[The effect of angiotensin receptor antagonists in diabetic nephropathy]

BÍBOK György

[Influencing the renin-angiotensin system through receptor blockade has become a new therapeutic approach toward the treatment of several morbidities, i.e. hypertension, cardiac failure and diabetic nephropathy. The current paper reviews the importance of diabetic nephropathy, the physiology of the renin-angiotensin system and specific effects of receptor blockade on different organs based on 3 new studies (published last year) using angiotensin-II receptor blockers. The paper gives a summary of the IRMA, IDNT and RENAAL studies, including their clinical and therapeutic significance in general practice as well as in specialized diabetes care. The new therapeutic approach (with an excellent safety profile, and infrequent side effects) could delay the progression or might even prevent the manifestation of diabetic nephropathy not only with lowering blood pressure but with its direct effects on target tissues as well. The angiotensin-II receptor blocking agents might be useful for the treatment of cardiac failure in hypertensive patients.]

Lege Artis Medicinae

SEPTEMBER 19, 2007

[THE USE OF ACID SUPPRESSANTS IN PANCREATIC DISEASES]

GERVAIN Judit

[The histamine-2 receptor antagonists and the proton pump inhibitors are part of current therapeutic protocols for most diseases of the pancreas. Acid suppression is definitely recommended to improve the effect of enzyme supplements in chronic pancreatitis and in maldigestion that develop after certain gastric and pancreatic surgeries. For this purpose proton pump inhibitors should be used since they are effective and provide lasting inhibition. In cystic fibrosis, their use is indicated already in the sub-clinical stage and they are also part of the basic protocol for the treatment of Zollinger-Ellison syndrome. Acid suppressants are not routinely used in the therapeutic protocols of acute pancreatitis. Their use is well-grounded in necrotizing pancreatitis in the stage of multiple organ failure to prevent the development of stress ulcer. During enteral tube feeding, their use is indicated to protect the permanently empty stomach and because of the frequent reflux symptoms. The risk of bacterial overgrowth, which is often considered a contraindication, is insignificant if jejunal tube feeding is applied and antibiotic treatment is frequently administered.]

Hypertension and nephrology

FEBRUARY 28, 2011

[The effect of antihypertensive drugs on central blood pressure]

PÁLL Dénes, KOMONYI Éva, LENGYEL Szabolcs, PARAGH György, KATONA Éva

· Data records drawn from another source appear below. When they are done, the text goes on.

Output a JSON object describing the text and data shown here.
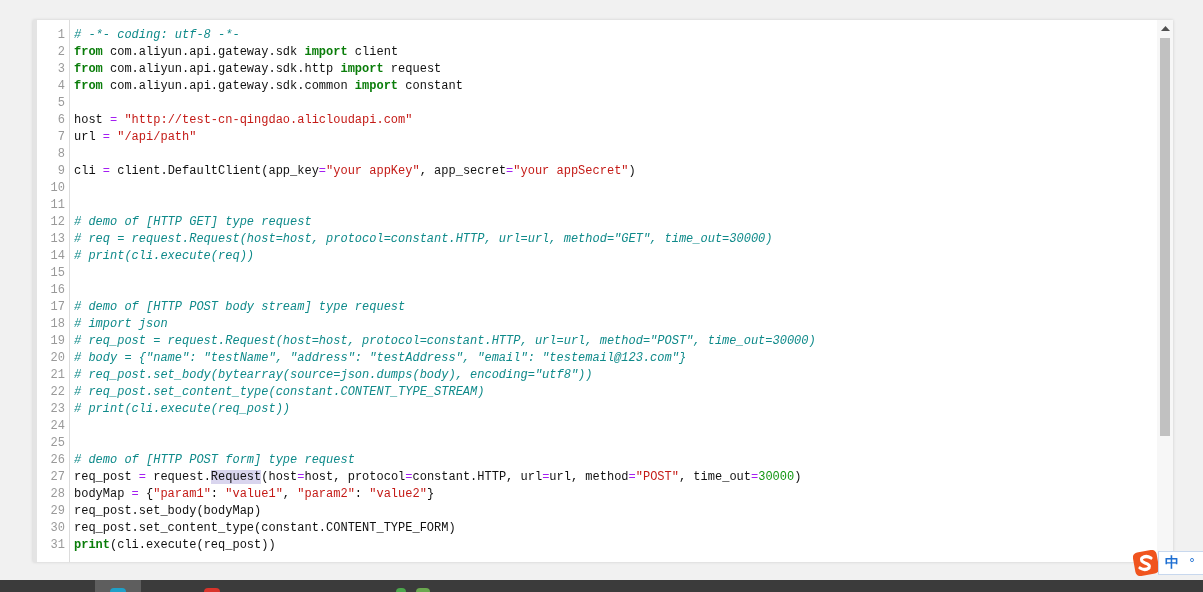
{
  "editor": {
    "lines": [
      {
        "number": "1",
        "tokens": [
          {
            "kind": "comment",
            "text": "# -*- coding: utf-8 -*-"
          }
        ]
      },
      {
        "number": "2",
        "tokens": [
          {
            "kind": "keyword",
            "text": "from"
          },
          {
            "kind": "plain",
            "text": " com.aliyun.api.gateway.sdk "
          },
          {
            "kind": "keyword",
            "text": "import"
          },
          {
            "kind": "plain",
            "text": " client"
          }
        ]
      },
      {
        "number": "3",
        "tokens": [
          {
            "kind": "keyword",
            "text": "from"
          },
          {
            "kind": "plain",
            "text": " com.aliyun.api.gateway.sdk.http "
          },
          {
            "kind": "keyword",
            "text": "import"
          },
          {
            "kind": "plain",
            "text": " request"
          }
        ]
      },
      {
        "number": "4",
        "tokens": [
          {
            "kind": "keyword",
            "text": "from"
          },
          {
            "kind": "plain",
            "text": " com.aliyun.api.gateway.sdk.common "
          },
          {
            "kind": "keyword",
            "text": "import"
          },
          {
            "kind": "plain",
            "text": " constant"
          }
        ]
      },
      {
        "number": "5"
      },
      {
        "number": "6",
        "tokens": [
          {
            "kind": "plain",
            "text": "host "
          },
          {
            "kind": "operator",
            "text": "="
          },
          {
            "kind": "string",
            "text": " \"http://test-cn-qingdao.alicloudapi.com\""
          }
        ]
      },
      {
        "number": "7",
        "tokens": [
          {
            "kind": "plain",
            "text": "url "
          },
          {
            "kind": "operator",
            "text": "="
          },
          {
            "kind": "string",
            "text": " \"/api/path\""
          }
        ]
      },
      {
        "number": "8"
      },
      {
        "number": "9",
        "tokens": [
          {
            "kind": "plain",
            "text": "cli "
          },
          {
            "kind": "operator",
            "text": "="
          },
          {
            "kind": "plain",
            "text": " client.DefaultClient(app_key"
          },
          {
            "kind": "operator",
            "text": "="
          },
          {
            "kind": "string",
            "text": "\"your appKey\""
          },
          {
            "kind": "plain",
            "text": ", app_secret"
          },
          {
            "kind": "operator",
            "text": "="
          },
          {
            "kind": "string",
            "text": "\"your appSecret\""
          },
          {
            "kind": "plain",
            "text": ")"
          }
        ]
      },
      {
        "number": "10"
      },
      {
        "number": "11"
      },
      {
        "number": "12",
        "tokens": [
          {
            "kind": "comment",
            "text": "# demo of [HTTP GET] type request"
          }
        ]
      },
      {
        "number": "13",
        "tokens": [
          {
            "kind": "comment",
            "text": "# req = request.Request(host=host, protocol=constant.HTTP, url=url, method=\"GET\", time_out=30000)"
          }
        ]
      },
      {
        "number": "14",
        "tokens": [
          {
            "kind": "comment",
            "text": "# print(cli.execute(req))"
          }
        ]
      },
      {
        "number": "15"
      },
      {
        "number": "16"
      },
      {
        "number": "17",
        "tokens": [
          {
            "kind": "comment",
            "text": "# demo of [HTTP POST body stream] type request"
          }
        ]
      },
      {
        "number": "18",
        "tokens": [
          {
            "kind": "comment",
            "text": "# import json"
          }
        ]
      },
      {
        "number": "19",
        "tokens": [
          {
            "kind": "comment",
            "text": "# req_post = request.Request(host=host, protocol=constant.HTTP, url=url, method=\"POST\", time_out=30000)"
          }
        ]
      },
      {
        "number": "20",
        "tokens": [
          {
            "kind": "comment",
            "text": "# body = {\"name\": \"testName\", \"address\": \"testAddress\", \"email\": \"testemail@123.com\"}"
          }
        ]
      },
      {
        "number": "21",
        "tokens": [
          {
            "kind": "comment",
            "text": "# req_post.set_body(bytearray(source=json.dumps(body), encoding=\"utf8\"))"
          }
        ]
      },
      {
        "number": "22",
        "tokens": [
          {
            "kind": "comment",
            "text": "# req_post.set_content_type(constant.CONTENT_TYPE_STREAM)"
          }
        ]
      },
      {
        "number": "23",
        "tokens": [
          {
            "kind": "comment",
            "text": "# print(cli.execute(req_post))"
          }
        ]
      },
      {
        "number": "24"
      },
      {
        "number": "25"
      },
      {
        "number": "26",
        "tokens": [
          {
            "kind": "comment",
            "text": "# demo of [HTTP POST form] type request"
          }
        ]
      },
      {
        "number": "27",
        "tokens": [
          {
            "kind": "plain",
            "text": "req_post "
          },
          {
            "kind": "operator",
            "text": "="
          },
          {
            "kind": "plain",
            "text": " request."
          },
          {
            "kind": "match",
            "text": "Request"
          },
          {
            "kind": "plain",
            "text": "(host"
          },
          {
            "kind": "operator",
            "text": "="
          },
          {
            "kind": "plain",
            "text": "host, protocol"
          },
          {
            "kind": "operator",
            "text": "="
          },
          {
            "kind": "plain",
            "text": "constant.HTTP, url"
          },
          {
            "kind": "operator",
            "text": "="
          },
          {
            "kind": "plain",
            "text": "url, method"
          },
          {
            "kind": "operator",
            "text": "="
          },
          {
            "kind": "string",
            "text": "\"POST\""
          },
          {
            "kind": "plain",
            "text": ", time_out"
          },
          {
            "kind": "operator",
            "text": "="
          },
          {
            "kind": "number",
            "text": "30000"
          },
          {
            "kind": "plain",
            "text": ")"
          }
        ]
      },
      {
        "number": "28",
        "tokens": [
          {
            "kind": "plain",
            "text": "bodyMap "
          },
          {
            "kind": "operator",
            "text": "="
          },
          {
            "kind": "plain",
            "text": " {"
          },
          {
            "kind": "string",
            "text": "\"param1\""
          },
          {
            "kind": "plain",
            "text": ": "
          },
          {
            "kind": "string",
            "text": "\"value1\""
          },
          {
            "kind": "plain",
            "text": ", "
          },
          {
            "kind": "string",
            "text": "\"param2\""
          },
          {
            "kind": "plain",
            "text": ": "
          },
          {
            "kind": "string",
            "text": "\"value2\""
          },
          {
            "kind": "plain",
            "text": "}"
          }
        ]
      },
      {
        "number": "29",
        "tokens": [
          {
            "kind": "plain",
            "text": "req_post.set_body(bodyMap)"
          }
        ]
      },
      {
        "number": "30",
        "tokens": [
          {
            "kind": "plain",
            "text": "req_post.set_content_type(constant.CONTENT_TYPE_FORM)"
          }
        ]
      },
      {
        "number": "31",
        "tokens": [
          {
            "kind": "keyword",
            "text": "print"
          },
          {
            "kind": "plain",
            "text": "(cli.execute(req_post))"
          }
        ]
      }
    ]
  },
  "ime": {
    "mode": "中",
    "indicator": "°"
  }
}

[It is well known, that there is a difference between peripheral and central systolic and pulse pressure. As the pressure wave travels distally from the heart, there is a significant increase, which is called pressure amplification. Central blood pressure can be measured easily and non-invasively, and the result shows a positive correlation with cardiovascular end-points. Several antihypertensive drugs can differently decrease central and peripheral blood pressure. The effect of diuretics on central systolic and pulse pressure is neutral or negative. While traditional β-blockers (e.g. atenolol) have a definitive negative effect, nebivolol shows a positive one. The calcium antagonists tend to have a favorable effect, while the clear beneficial effect of the angiotensin converting enzime inhibitors is well documented. There are only few data on angiotensin receptor blockers, however, the results seem to be promising.]